Remember that your experience of finding a company that will respond to you is different and you have to search in all possible ways. Vsevolod from Ukraine who is a graduate student in quantitative economics shared such an opinion on searching for a job in Tartu: “For expats, Estonia is quite a competitive and relatively small labour market when it comes to the IT sphere. It’s hard to find a place here, and even more difficult to find the “right place”. Notwithstanding, Estonian IT firms offer a friendly atmosphere, which is especially vital for beginning a career, and a feeling of progress and adventure. That combination is unique and enhances professional growth”.
It was that dark period in Tartu when you did not see the light, and I was sick, but Fortumo invited me for the first 30-min interview where we got to know each other. I could not lose the opportunity and joined the interview. It felt like a click for me. I liked the questions they asked, and I liked the people I talked to. Fortumo openly said that they did not have an open position at the moment, but they wanted to have a pool of candidates in case there were an opening. After the first interview, I received a home task and then had a second one. My future manager and HR of the company asked me about every single line in my CV, previous experience, strengths and failures. We discussed the homework that I did. It was a long, 1.5-hour interview, but I enjoyed it a lot and I was passionate about the company and position. After receiving another homework task and its successful execution, I was invited to another interview with my future team. I was so excited; there were supposed to be very important people at the company with diverse backgrounds (I found that out from Linkedin), HR, and myself.
All previous interviews were during the winter break which I spent in Ukraine, but the last one was in person. I remember that I put on my best sweater and skirt, learned everything about the people who would be present at the interview on Linkedin, recapped the last assignments, and read about Fortumo on the web. It was an interview with a lot of case-based questions (there were cases presented and I needed to explain what I would do in those situations). I got a job offer a week after the interview.
My main takeaway from getting through the interview process would be to do your homework. International student of the Computer Science Program Ivan from Ukraine says, “The statement about 90% of hard work and 10% of luck is true. You just have to be lucky enough for somebody to notice your hard work”. Innovation and Technology Management Program student Maria from Russia thinks, “When looking for a job, the main thing is to look for something that you want to do, that position for which your eyes sparkle. Managers will always pay attention to your passion for the job and, even if the experience is not enough, your desire can override it”.

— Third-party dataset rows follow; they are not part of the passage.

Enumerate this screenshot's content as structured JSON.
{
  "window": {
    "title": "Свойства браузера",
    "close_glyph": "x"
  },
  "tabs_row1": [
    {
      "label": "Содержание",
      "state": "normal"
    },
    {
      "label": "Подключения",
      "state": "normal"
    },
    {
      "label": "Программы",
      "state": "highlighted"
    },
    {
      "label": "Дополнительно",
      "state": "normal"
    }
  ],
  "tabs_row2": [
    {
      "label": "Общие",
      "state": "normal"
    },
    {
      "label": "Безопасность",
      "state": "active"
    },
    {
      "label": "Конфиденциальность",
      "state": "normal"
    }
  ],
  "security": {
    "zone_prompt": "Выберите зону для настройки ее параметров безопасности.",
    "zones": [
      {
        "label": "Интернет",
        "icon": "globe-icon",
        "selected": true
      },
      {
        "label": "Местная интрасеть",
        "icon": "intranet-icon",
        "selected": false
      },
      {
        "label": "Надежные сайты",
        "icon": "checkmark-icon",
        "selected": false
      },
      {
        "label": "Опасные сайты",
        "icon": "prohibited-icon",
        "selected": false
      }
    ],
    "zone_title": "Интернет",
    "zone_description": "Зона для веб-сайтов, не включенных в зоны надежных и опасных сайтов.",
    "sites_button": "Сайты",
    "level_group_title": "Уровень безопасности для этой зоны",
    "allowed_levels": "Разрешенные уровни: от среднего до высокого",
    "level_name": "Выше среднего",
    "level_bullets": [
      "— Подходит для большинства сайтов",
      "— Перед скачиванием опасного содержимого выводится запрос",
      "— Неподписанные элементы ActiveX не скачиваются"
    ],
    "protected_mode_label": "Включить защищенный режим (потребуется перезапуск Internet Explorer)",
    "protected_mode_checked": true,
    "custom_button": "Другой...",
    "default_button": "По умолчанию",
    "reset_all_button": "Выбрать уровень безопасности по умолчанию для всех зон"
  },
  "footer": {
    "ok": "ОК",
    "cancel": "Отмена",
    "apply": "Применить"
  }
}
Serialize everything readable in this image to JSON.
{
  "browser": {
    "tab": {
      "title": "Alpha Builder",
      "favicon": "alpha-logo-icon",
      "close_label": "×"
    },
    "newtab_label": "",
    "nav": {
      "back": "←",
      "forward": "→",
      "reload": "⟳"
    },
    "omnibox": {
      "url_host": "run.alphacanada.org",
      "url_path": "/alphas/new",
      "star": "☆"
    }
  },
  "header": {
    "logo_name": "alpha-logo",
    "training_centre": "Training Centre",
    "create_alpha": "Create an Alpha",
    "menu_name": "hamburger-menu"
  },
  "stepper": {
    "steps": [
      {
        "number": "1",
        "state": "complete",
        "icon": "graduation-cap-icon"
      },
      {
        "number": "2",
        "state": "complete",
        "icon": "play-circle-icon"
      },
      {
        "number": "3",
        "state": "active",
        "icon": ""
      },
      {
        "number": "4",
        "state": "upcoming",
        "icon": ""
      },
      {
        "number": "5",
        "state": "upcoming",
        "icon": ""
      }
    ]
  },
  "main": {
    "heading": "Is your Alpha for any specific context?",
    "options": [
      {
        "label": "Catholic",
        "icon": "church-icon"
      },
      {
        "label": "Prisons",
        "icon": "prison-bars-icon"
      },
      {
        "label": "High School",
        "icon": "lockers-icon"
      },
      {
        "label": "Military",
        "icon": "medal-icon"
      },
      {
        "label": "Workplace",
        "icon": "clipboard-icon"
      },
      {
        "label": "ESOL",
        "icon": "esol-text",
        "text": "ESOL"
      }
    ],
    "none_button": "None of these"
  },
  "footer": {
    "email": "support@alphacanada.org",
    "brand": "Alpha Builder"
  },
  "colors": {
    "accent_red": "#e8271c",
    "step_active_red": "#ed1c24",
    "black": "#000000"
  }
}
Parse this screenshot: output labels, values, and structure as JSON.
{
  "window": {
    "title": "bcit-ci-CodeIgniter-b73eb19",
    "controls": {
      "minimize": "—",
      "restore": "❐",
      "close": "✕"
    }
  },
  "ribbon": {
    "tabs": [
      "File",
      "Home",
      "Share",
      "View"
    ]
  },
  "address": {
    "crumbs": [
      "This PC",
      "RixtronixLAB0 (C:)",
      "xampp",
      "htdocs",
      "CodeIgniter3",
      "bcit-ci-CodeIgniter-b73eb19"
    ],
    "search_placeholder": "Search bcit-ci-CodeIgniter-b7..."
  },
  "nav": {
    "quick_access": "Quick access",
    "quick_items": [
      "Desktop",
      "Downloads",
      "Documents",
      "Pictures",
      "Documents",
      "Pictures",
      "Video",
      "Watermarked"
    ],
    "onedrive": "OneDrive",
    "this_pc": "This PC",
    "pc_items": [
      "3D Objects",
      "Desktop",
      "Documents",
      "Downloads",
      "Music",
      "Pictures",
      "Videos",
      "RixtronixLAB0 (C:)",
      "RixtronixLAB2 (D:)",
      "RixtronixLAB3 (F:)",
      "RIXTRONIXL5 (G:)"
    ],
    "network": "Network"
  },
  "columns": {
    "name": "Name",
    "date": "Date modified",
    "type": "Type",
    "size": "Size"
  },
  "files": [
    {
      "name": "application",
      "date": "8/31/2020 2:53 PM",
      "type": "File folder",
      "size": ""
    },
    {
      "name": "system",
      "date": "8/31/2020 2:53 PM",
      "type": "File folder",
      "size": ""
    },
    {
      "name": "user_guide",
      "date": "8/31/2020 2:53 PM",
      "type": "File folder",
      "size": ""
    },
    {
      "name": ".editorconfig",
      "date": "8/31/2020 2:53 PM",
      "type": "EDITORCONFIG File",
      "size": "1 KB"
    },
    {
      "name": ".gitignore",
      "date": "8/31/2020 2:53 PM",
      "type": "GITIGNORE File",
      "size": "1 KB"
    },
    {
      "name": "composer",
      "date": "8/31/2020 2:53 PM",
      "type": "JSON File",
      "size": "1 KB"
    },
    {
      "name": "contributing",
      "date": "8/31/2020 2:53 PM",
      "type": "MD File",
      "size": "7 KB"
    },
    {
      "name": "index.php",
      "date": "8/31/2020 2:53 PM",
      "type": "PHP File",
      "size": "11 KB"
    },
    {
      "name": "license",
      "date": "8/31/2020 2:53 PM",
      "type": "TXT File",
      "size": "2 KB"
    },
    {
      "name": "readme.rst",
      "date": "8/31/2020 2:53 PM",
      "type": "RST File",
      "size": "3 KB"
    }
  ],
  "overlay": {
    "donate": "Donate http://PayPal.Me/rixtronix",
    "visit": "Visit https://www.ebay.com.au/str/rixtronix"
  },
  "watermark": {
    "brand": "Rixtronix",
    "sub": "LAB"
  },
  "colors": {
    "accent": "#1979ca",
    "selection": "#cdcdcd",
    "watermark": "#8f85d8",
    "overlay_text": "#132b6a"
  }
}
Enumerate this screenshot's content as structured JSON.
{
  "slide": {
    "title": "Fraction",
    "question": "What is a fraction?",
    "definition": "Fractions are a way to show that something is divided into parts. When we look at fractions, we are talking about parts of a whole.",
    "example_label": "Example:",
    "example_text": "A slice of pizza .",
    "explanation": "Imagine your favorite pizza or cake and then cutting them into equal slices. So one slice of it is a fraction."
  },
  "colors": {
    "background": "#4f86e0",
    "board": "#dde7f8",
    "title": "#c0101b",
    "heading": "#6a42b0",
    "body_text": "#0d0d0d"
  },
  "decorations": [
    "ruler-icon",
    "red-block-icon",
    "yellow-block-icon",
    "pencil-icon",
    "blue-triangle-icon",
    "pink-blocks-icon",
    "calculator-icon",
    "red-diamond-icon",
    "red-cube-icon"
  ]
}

All in all, I would say that it is possible to find a job in Estonia. It is challenging, you have to be diligent, but it pays off. I would like to finish my blog with the opinion of Gultan, who is a graduate master student of the Innovation and Technology Management Program from Azerbaijan: ”Finding a job in Tartu is a bit harder than in Tallinn, because there are not many options, unfortunately. I would say go and apply for the jobs that you are interested in and be sure that you want to develop a career in that direction. Some companies have Tartu offices as well, but you need to keep an eye on all the open positions, because a lot of students are looking for a job here in Tartu. So, be quick, confident, and of course apply for the jobs that you enjoy!”